(Beginning of Provided records)

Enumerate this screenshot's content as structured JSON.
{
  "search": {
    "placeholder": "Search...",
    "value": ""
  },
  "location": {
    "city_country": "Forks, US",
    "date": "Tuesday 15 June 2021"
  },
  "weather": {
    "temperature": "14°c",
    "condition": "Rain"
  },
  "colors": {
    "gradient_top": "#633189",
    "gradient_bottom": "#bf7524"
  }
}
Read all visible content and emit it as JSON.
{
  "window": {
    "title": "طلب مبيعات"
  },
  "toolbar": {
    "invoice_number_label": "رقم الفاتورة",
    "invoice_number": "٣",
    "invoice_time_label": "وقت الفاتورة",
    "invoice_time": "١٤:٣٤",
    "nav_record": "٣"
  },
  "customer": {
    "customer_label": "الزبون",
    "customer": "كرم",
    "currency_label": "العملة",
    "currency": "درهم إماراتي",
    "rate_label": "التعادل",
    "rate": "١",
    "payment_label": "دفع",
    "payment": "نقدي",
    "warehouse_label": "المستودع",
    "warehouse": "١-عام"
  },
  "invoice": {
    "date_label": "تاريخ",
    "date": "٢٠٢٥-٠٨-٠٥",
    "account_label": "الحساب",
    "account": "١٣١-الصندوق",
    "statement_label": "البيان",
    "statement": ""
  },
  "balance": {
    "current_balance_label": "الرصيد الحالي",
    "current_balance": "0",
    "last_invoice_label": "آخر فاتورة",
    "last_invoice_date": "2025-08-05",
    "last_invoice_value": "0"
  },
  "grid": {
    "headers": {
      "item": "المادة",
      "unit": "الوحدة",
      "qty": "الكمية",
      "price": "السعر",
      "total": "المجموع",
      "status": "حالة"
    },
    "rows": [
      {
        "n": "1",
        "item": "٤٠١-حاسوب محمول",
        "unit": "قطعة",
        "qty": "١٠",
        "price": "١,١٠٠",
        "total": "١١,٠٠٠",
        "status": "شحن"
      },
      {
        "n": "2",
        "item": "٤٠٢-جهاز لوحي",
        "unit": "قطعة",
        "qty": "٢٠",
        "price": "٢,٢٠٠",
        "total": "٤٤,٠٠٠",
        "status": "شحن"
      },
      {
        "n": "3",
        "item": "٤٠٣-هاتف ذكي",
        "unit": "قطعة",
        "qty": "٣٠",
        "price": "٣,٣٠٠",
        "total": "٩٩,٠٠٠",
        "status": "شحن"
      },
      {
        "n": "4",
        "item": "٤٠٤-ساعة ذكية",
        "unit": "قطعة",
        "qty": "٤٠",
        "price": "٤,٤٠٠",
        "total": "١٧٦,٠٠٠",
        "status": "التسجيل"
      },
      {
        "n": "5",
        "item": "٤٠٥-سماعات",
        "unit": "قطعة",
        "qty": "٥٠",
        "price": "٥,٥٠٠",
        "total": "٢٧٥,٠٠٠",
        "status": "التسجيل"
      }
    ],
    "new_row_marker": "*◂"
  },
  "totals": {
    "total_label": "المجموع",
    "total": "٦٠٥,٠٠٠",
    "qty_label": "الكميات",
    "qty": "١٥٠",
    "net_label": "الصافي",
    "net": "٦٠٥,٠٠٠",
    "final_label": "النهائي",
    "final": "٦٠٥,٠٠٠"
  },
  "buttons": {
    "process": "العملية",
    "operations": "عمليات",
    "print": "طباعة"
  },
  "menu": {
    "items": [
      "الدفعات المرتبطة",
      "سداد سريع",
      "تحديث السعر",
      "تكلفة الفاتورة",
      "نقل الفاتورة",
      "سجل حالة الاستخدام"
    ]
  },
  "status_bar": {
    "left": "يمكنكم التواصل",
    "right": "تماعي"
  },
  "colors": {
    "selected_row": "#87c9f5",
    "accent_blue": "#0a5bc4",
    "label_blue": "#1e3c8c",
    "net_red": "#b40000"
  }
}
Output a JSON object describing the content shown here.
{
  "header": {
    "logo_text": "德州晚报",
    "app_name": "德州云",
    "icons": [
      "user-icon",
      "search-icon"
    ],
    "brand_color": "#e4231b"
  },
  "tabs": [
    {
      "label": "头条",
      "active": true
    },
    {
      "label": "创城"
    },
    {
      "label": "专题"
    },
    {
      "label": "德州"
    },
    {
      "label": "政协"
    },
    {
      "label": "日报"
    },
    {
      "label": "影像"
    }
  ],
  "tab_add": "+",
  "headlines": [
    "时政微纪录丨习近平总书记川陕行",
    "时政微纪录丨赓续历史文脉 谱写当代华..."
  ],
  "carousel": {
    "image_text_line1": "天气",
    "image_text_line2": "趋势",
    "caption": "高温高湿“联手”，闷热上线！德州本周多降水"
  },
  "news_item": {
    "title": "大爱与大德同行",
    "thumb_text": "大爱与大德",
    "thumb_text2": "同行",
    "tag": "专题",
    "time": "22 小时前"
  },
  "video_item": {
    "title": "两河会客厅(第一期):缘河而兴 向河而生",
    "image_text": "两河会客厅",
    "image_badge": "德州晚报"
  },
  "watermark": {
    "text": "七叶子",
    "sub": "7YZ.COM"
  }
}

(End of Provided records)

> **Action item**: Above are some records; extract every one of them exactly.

> **Answer to the problem**:
Enumerate this screenshot's content as structured JSON.
{
  "search": {
    "placeholder": "Search...",
    "value": ""
  },
  "location": {
    "city_country": "Forks, US",
    "date": "Tuesday 15 June 2021"
  },
  "weather": {
    "temperature": "14°c",
    "condition": "Rain"
  },
  "colors": {
    "gradient_top": "#633189",
    "gradient_bottom": "#bf7524"
  }
}
Read all visible content and emit it as JSON.
{
  "window": {
    "title": "طلب مبيعات"
  },
  "toolbar": {
    "invoice_number_label": "رقم الفاتورة",
    "invoice_number": "٣",
    "invoice_time_label": "وقت الفاتورة",
    "invoice_time": "١٤:٣٤",
    "nav_record": "٣"
  },
  "customer": {
    "customer_label": "الزبون",
    "customer": "كرم",
    "currency_label": "العملة",
    "currency": "درهم إماراتي",
    "rate_label": "التعادل",
    "rate": "١",
    "payment_label": "دفع",
    "payment": "نقدي",
    "warehouse_label": "المستودع",
    "warehouse": "١-عام"
  },
  "invoice": {
    "date_label": "تاريخ",
    "date": "٢٠٢٥-٠٨-٠٥",
    "account_label": "الحساب",
    "account": "١٣١-الصندوق",
    "statement_label": "البيان",
    "statement": ""
  },
  "balance": {
    "current_balance_label": "الرصيد الحالي",
    "current_balance": "0",
    "last_invoice_label": "آخر فاتورة",
    "last_invoice_date": "2025-08-05",
    "last_invoice_value": "0"
  },
  "grid": {
    "headers": {
      "item": "المادة",
      "unit": "الوحدة",
      "qty": "الكمية",
      "price": "السعر",
      "total": "المجموع",
      "status": "حالة"
    },
    "rows": [
      {
        "n": "1",
        "item": "٤٠١-حاسوب محمول",
        "unit": "قطعة",
        "qty": "١٠",
        "price": "١,١٠٠",
        "total": "١١,٠٠٠",
        "status": "شحن"
      },
      {
        "n": "2",
        "item": "٤٠٢-جهاز لوحي",
        "unit": "قطعة",
        "qty": "٢٠",
        "price": "٢,٢٠٠",
        "total": "٤٤,٠٠٠",
        "status": "شحن"
      },
      {
        "n": "3",
        "item": "٤٠٣-هاتف ذكي",
        "unit": "قطعة",
        "qty": "٣٠",
        "price": "٣,٣٠٠",
        "total": "٩٩,٠٠٠",
        "status": "شحن"
      },
      {
        "n": "4",
        "item": "٤٠٤-ساعة ذكية",
        "unit": "قطعة",
        "qty": "٤٠",
        "price": "٤,٤٠٠",
        "total": "١٧٦,٠٠٠",
        "status": "التسجيل"
      },
      {
        "n": "5",
        "item": "٤٠٥-سماعات",
        "unit": "قطعة",
        "qty": "٥٠",
        "price": "٥,٥٠٠",
        "total": "٢٧٥,٠٠٠",
        "status": "التسجيل"
      }
    ],
    "new_row_marker": "*◂"
  },
  "totals": {
    "total_label": "المجموع",
    "total": "٦٠٥,٠٠٠",
    "qty_label": "الكميات",
    "qty": "١٥٠",
    "net_label": "الصافي",
    "net": "٦٠٥,٠٠٠",
    "final_label": "النهائي",
    "final": "٦٠٥,٠٠٠"
  },
  "buttons": {
    "process": "العملية",
    "operations": "عمليات",
    "print": "طباعة"
  },
  "menu": {
    "items": [
      "الدفعات المرتبطة",
      "سداد سريع",
      "تحديث السعر",
      "تكلفة الفاتورة",
      "نقل الفاتورة",
      "سجل حالة الاستخدام"
    ]
  },
  "status_bar": {
    "left": "يمكنكم التواصل",
    "right": "تماعي"
  },
  "colors": {
    "selected_row": "#87c9f5",
    "accent_blue": "#0a5bc4",
    "label_blue": "#1e3c8c",
    "net_red": "#b40000"
  }
}
Output a JSON object describing the content shown here.
{
  "header": {
    "logo_text": "德州晚报",
    "app_name": "德州云",
    "icons": [
      "user-icon",
      "search-icon"
    ],
    "brand_color": "#e4231b"
  },
  "tabs": [
    {
      "label": "头条",
      "active": true
    },
    {
      "label": "创城"
    },
    {
      "label": "专题"
    },
    {
      "label": "德州"
    },
    {
      "label": "政协"
    },
    {
      "label": "日报"
    },
    {
      "label": "影像"
    }
  ],
  "tab_add": "+",
  "headlines": [
    "时政微纪录丨习近平总书记川陕行",
    "时政微纪录丨赓续历史文脉 谱写当代华..."
  ],
  "carousel": {
    "image_text_line1": "天气",
    "image_text_line2": "趋势",
    "caption": "高温高湿“联手”，闷热上线！德州本周多降水"
  },
  "news_item": {
    "title": "大爱与大德同行",
    "thumb_text": "大爱与大德",
    "thumb_text2": "同行",
    "tag": "专题",
    "time": "22 小时前"
  },
  "video_item": {
    "title": "两河会客厅(第一期):缘河而兴 向河而生",
    "image_text": "两河会客厅",
    "image_badge": "德州晚报"
  },
  "watermark": {
    "text": "七叶子",
    "sub": "7YZ.COM"
  }
}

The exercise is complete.